Forestry Management Plan PDF File
Rights VS Responsiblity
Slide Shows as PDF Files
Seed Collection 2009 PDF file 11.26 MB
Black Ash Project 2008 - 2010 PDF file 11.36 MB
(For PDF files choose the "Save As" option by right-clicking (PC) or control+clicking (MAC) on the link)
The Forestry Resources program currently is comprised of four projects. The projects are Fire Management Planning, Forest Inventory and Planning, Integrated Resource Management Planning (IRMP), and Wildland Urban Interface (WUI).
The Fire Management Planning project worked toward the development of a fire management plan for the Tribe. It was developed through collaborative effort between the Environment Division, Emergency Planning and the Hogansburg Akwesasne Volunteer Fire Department. The purpose of the plan was to develop goals, objectives and strategies for reducing and preventing fires from wild land areas and their impacts to community resources. It also provides mechanisms for fire department cost reimbursement from fighting brush fires and provides access to firefighting training.
Forest Inventory and Planning is a project that utilized aerial photography and Geographic Information System (GIS) technologies and direct field surveys to measure the forests on tribal lands. The project resulted in the publication of the Forest Inventory Analysis Report, St. Regis Mohawk Tribe, Akwesasne, New York, Field Inventory Conducted Ohiari:ha/June-Seskeha/August 2003 & 2004. This publication is available by visiting the Environment Division where it can be read.
Forestry Inventory and Planning is now working on the development of a Forest Management Plan for tribal lands and will take about 2-years to develop. Community participation and feedback will be an important part of the development of this project. The purpose of the Forest Management Plan will be to provide the community with assistance in achieving their own forestland use goals whether it be to produce firewood, timber or provide habitat for wildlife.-- Photo taken by Cassie David.

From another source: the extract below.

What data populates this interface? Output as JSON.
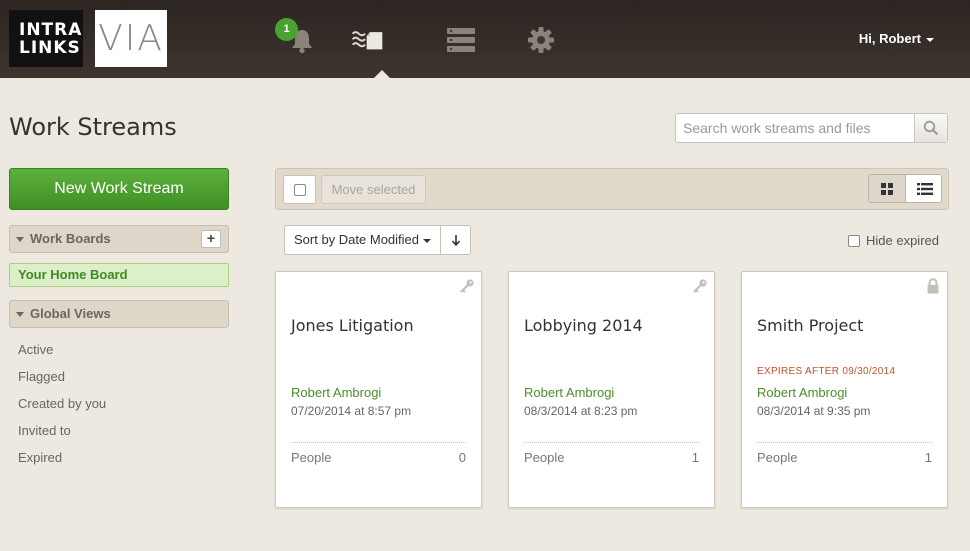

Integrated Resource Management Planning is a comprehensive resource use project that has been ongoing for several years. The Integrated Resource Management Plan (IRMP) conducted research through a phone survey and focus groups to learn of the most critical natural resource issues and needs in the community. A comprehensive survey of standing planning documents was conducted to examine how organizational activities may impact natural resources on tribal lands. Research of documents and papers was conducted to characterize the past and present condition of tribal natural resources.

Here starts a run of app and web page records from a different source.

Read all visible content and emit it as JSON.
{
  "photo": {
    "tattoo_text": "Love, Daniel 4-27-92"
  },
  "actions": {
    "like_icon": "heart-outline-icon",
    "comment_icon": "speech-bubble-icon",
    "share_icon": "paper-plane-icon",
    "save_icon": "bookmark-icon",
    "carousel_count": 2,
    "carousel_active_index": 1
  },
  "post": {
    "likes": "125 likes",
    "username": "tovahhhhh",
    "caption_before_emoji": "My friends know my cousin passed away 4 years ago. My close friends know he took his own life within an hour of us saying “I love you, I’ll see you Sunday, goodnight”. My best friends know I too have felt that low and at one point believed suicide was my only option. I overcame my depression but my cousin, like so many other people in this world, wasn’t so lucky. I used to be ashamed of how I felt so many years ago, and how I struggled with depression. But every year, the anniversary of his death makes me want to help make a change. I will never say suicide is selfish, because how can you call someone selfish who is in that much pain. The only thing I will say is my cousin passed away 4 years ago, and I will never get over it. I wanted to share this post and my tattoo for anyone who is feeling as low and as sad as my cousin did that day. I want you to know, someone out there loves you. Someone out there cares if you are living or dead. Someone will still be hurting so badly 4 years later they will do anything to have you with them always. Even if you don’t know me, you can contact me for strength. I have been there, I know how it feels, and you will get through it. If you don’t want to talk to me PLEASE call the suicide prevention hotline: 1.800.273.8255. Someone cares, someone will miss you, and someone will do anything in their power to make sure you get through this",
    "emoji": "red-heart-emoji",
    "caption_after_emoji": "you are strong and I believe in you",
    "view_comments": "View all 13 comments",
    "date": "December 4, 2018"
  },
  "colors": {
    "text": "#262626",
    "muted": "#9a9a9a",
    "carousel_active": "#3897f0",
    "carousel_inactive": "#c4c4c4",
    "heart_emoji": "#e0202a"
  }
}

The IRMP developed a broad and comprehensive overview of existing resources such as water resources, land, wildlife and forests. A special study was conducted under the IRMP to map terrestrial communities on tribal lands. This study characterized the communities utilizing the NY Natural Heritage Program measurement system.

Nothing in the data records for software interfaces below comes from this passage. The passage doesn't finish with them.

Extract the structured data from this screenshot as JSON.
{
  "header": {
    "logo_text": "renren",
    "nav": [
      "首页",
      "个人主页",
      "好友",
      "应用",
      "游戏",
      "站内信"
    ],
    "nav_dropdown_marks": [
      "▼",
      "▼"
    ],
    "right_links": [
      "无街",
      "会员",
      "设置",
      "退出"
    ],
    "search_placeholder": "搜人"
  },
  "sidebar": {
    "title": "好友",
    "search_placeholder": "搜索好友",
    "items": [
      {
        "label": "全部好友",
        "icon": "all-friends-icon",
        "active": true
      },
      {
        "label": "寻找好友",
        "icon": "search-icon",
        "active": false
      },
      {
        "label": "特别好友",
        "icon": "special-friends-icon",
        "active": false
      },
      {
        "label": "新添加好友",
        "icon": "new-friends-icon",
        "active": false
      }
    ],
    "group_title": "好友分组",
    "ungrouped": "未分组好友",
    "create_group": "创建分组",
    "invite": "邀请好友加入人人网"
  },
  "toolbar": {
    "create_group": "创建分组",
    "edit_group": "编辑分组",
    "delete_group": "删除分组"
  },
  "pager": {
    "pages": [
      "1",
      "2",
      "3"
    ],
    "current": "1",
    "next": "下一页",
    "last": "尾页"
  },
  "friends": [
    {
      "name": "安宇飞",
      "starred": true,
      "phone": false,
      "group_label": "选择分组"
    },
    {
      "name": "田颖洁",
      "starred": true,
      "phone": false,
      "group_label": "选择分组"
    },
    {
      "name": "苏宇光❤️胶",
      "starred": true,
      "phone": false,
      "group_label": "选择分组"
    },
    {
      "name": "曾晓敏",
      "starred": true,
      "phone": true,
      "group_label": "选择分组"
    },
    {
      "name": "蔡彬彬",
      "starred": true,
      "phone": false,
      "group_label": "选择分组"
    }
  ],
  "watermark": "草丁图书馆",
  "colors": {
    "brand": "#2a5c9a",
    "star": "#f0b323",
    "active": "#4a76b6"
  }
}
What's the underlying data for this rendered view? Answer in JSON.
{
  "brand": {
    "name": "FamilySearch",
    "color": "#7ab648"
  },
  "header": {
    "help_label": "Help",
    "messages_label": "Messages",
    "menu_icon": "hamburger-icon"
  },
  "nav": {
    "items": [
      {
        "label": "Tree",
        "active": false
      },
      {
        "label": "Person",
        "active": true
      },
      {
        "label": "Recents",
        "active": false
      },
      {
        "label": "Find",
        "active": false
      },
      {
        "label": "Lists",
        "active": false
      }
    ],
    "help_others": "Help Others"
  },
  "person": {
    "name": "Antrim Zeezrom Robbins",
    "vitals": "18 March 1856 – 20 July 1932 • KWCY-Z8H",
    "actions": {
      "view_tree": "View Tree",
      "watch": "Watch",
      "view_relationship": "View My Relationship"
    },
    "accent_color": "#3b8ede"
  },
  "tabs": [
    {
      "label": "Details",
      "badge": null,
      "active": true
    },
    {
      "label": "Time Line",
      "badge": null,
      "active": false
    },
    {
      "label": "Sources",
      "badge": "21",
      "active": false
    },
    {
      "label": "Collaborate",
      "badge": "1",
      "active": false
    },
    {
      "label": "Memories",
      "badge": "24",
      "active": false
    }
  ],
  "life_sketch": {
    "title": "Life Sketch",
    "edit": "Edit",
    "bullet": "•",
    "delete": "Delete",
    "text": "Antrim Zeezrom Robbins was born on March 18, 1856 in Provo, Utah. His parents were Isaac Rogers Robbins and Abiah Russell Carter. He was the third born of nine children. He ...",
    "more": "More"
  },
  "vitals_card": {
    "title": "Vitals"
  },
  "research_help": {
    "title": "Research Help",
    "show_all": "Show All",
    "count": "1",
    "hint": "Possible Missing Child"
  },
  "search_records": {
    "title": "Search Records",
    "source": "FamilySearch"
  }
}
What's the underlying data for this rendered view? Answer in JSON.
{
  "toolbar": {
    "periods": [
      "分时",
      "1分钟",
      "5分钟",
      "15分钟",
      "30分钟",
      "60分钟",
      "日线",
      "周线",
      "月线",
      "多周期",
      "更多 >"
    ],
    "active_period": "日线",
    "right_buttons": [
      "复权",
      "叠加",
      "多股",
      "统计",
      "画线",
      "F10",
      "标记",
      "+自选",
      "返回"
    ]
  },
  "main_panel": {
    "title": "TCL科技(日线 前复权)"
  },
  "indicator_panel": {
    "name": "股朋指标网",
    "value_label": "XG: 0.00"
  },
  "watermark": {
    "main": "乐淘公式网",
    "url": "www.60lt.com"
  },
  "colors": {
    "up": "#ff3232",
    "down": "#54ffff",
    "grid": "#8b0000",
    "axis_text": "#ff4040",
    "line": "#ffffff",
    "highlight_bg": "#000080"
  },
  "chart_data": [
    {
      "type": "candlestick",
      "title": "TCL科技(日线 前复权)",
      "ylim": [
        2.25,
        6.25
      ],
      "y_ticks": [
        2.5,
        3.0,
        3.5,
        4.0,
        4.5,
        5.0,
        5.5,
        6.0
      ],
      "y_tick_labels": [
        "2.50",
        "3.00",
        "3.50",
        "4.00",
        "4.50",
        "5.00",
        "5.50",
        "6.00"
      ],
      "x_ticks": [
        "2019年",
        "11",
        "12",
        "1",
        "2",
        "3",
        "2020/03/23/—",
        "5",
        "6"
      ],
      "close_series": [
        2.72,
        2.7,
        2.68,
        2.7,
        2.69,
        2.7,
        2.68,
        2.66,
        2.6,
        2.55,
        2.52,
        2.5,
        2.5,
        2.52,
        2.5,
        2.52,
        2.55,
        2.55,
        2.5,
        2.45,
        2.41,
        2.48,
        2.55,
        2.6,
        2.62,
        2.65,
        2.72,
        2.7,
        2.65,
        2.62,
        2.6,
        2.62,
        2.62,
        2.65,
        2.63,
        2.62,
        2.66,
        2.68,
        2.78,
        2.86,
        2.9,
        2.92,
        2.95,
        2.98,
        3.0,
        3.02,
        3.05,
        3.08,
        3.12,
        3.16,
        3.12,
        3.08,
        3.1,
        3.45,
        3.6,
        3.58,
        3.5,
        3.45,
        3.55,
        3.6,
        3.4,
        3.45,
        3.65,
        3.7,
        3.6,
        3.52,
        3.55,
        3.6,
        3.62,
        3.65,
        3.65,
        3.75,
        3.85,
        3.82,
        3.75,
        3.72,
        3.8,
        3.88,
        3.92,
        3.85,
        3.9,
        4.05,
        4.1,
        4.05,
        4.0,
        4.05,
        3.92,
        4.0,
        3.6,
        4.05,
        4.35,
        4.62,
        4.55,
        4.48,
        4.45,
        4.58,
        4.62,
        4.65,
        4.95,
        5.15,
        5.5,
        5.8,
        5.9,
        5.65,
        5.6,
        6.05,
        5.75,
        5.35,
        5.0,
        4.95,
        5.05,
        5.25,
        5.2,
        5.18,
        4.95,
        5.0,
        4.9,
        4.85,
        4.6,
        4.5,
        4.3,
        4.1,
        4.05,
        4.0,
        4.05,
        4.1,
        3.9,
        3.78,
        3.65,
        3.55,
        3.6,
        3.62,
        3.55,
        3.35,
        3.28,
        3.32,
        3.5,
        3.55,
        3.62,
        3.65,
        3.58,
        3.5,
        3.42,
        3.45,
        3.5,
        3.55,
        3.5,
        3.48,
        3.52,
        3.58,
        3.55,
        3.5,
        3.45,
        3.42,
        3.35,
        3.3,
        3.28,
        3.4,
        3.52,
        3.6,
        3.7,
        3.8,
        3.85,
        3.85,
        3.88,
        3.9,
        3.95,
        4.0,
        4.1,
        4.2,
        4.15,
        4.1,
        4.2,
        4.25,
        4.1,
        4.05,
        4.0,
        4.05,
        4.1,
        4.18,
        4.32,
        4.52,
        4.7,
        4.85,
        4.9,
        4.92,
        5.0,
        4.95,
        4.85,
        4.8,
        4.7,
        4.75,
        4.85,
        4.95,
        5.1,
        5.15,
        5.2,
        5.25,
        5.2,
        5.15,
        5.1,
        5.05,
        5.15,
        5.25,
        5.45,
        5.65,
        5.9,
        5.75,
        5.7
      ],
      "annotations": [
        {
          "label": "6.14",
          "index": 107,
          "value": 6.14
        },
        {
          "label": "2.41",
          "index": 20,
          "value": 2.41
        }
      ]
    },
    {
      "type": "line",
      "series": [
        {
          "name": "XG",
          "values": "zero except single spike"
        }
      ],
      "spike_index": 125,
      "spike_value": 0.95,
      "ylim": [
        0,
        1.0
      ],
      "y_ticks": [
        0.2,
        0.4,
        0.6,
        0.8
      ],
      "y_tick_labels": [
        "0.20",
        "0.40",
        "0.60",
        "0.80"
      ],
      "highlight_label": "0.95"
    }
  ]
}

The Draft IRMP is currently available for review and comment through a 60-day comment period (beginning Onerahtokha/April 1, 2008).
The Wildland Urban Interface (WUI) project is relate to the Fire Management Plan project in that it is a mechanism to achieve reduced fire hazard by removal of brush and woody debris near and around homes, critical infrastructure and governmental facilities. The WUI project has provided services to the elderly, financially disadvantaged and to tribal programs with its 5 man crew that cuts brush and removes dead and down trees throughout the summer months.
The Forestry Resources program routinely coordinates health and monitoring of forest resources with the US Forest Service and the Bureau of Indian Affairs. Annually, low level flyovers are conducted to survey and map potential problem areas where dead or dying trees are found. The US Forest Service provides insect identification and bulletins on insect pests. -- Photo taken by Daniel Benedict.
On the Horizon
The Forestry Resources program is very concerned for forest health and has been working directly with federal and state agencies to learn about forest pests and how to control them.
A potential threat to the ash trees is the Emerald Ash Borer (EAB), introduced to North American sometime around 1992 in the Detroit, Michigan area and now spreading to several other states and to Ontario. Emerald Ash Borer, Agrilus planipennis, attacks only ash trees and infestation is always fatal because of the shear numbers they reproduce in and the damage they do to trees.
The only way to control it at this time is by establishing quarantines on the movement of wood products from infested areas. Unfortunately, many people have not obeyed the quarantines and have contributed to the spread of EAB. While EAB is not yet in New York it is close by in Toronto, Ontario. There is great potential for it to move with black ash logs and firewood.
There is a web site dedicated to EAB where more information can be found and where information is updated regularly. http://www.emeraldashborer.info/.
The Forestry Resources Program has EAB information available at its offices. Please stop by for more information.
The Forestry Resources Program is working on a collaborative effort with the SUNY Ranger School, NYSDEC, Mohawk Council of Akwesasne and the Akwesasne Task Force on the Environment on managing black ash to increase forest health and production. This project will take about 3-years to complete and will yield valuable information on the proper management of black ash.